Dr Nuria Martinez-Aller from St Thomas Hospital confirmed Rickets was on the rise and suggests this is down to a lack of outdoor activity, stating "We should expose our skin to sunshine at least for a few minutes to midday before putting on sun protection and factor 30 is adequate - of course don't risk sunburn. And then summer holidays in the sun and winter holidays in the sun. Expose children to parks and outdoor life. Children are watching TV and playing on computers much more."
This view is supported by a statement from Dr Adrian Martineau, vitamin D expert and clinical reader in respiratory infection and immunity at Queen Mary University of London, he said: "One key reason why so many are deficient is because since the 1990s, in an attempt to reduce the risk of skin cancer, most of the developed world has become increasingly adverse to sun exposure."
Scarlet fever is also on the rise - according to Public Health England, cases rose by a third in the first two months in 2014. One of the biggest killers of the Victorian era, Tuberculosis, killed one in four people however despite powerful antibiotics, Public Health England found a reported 8,751 cases in the UK in 2012. England's chief medical officer has said the public should feel "profoundly ashamed" of a "very worrying picture" of children's health and called for the scheme of free vitamins to be extended to all under-fives to tackle the return of aforementioned diseases such as Rickets.
Best sources of vitamin D
The best way to get Vitamin D is via sun on the skin, while it is added to some items such as fat spreads and breakfast cereals it only occurs naturally in a few foods.

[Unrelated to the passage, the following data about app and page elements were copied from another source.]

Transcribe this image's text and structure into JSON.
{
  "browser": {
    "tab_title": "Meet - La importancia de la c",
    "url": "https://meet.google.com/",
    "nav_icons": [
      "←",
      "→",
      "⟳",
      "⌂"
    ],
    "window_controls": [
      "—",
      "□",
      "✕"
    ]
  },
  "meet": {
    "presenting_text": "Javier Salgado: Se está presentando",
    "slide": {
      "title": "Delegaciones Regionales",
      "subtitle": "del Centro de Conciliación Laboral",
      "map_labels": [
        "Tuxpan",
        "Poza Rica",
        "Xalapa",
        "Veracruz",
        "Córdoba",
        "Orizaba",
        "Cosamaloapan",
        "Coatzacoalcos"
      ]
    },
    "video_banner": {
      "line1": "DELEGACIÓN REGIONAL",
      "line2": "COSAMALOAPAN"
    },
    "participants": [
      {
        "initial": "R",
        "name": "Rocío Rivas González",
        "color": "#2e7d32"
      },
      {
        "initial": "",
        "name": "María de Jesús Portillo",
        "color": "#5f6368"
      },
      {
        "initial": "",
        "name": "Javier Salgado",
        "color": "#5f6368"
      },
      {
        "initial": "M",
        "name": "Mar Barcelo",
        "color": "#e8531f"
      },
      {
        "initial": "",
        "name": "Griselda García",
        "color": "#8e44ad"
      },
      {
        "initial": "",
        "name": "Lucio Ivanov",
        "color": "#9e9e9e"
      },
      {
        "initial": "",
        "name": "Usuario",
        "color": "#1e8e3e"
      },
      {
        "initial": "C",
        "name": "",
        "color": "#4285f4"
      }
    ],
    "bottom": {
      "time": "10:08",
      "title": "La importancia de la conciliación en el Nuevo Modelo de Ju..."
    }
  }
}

It is found in eggs to a degree but more substantially in oily fish such as sardines, mackerel, pilchards, fresh tuna and salmon. Fish is also a staple of the Mediterranean Diet which is heralded as the best for heart disease, stroke prevention and diabetes prevention.
HFMA's executive director Graham Keen states: "The public needs access to straightforward, responsible information about how essential vitamins and minerals work. "Everyone should know that the best solution for most people to consume key nutrients, such as vitamins and minerals, is to eat as healthy a diet as possible. However, it should be recognised that a daily food supplement provides important insurance for millions looking to safeguard their nutritional intake."
Experts are strongly urging the British population to boost their Vitamin D levels during the winter months of January to March when insufficient UVB sun rays, required by our bodies to produce the vitamin D, leads to an increased risk of deficiency of the vital vitamin. One way to re-address the balance during said months is to eat more fish! Fish is being increasingly brought to the fore as an excellent source of Vitamin D. The findings have been revealed in a recent survey from Fish is the Dish, the consumer face of industry body Seafish, which shows that the average person’s seafood consumption in the UK is below the recommended amount of two portions per week.
More than half of adults don’t consume the recommended weekly amount of seafood, while 52% of UK parents with children under 18 think their children don’t eat enough. Juliette Kellow, expert nutritionist for Fish is the Dish, states that regularly providing meals that contain oily fish, which is naturally rich in Vitamin D, is vital at certain times of year when daylight is at diminished levels. Good and easy choices include tuna sandwiches, mackerel dip or adding salmon to a fish pie.
Eat more fish!
Eating at least one portion of oil-rich fish a week may help to improve Vitamin D status so it’s strongly recommended that parents think of this when preparing the family’s weekly meals. Otherwise supplementation may provide an easy way of ensuring adequate dietary intake.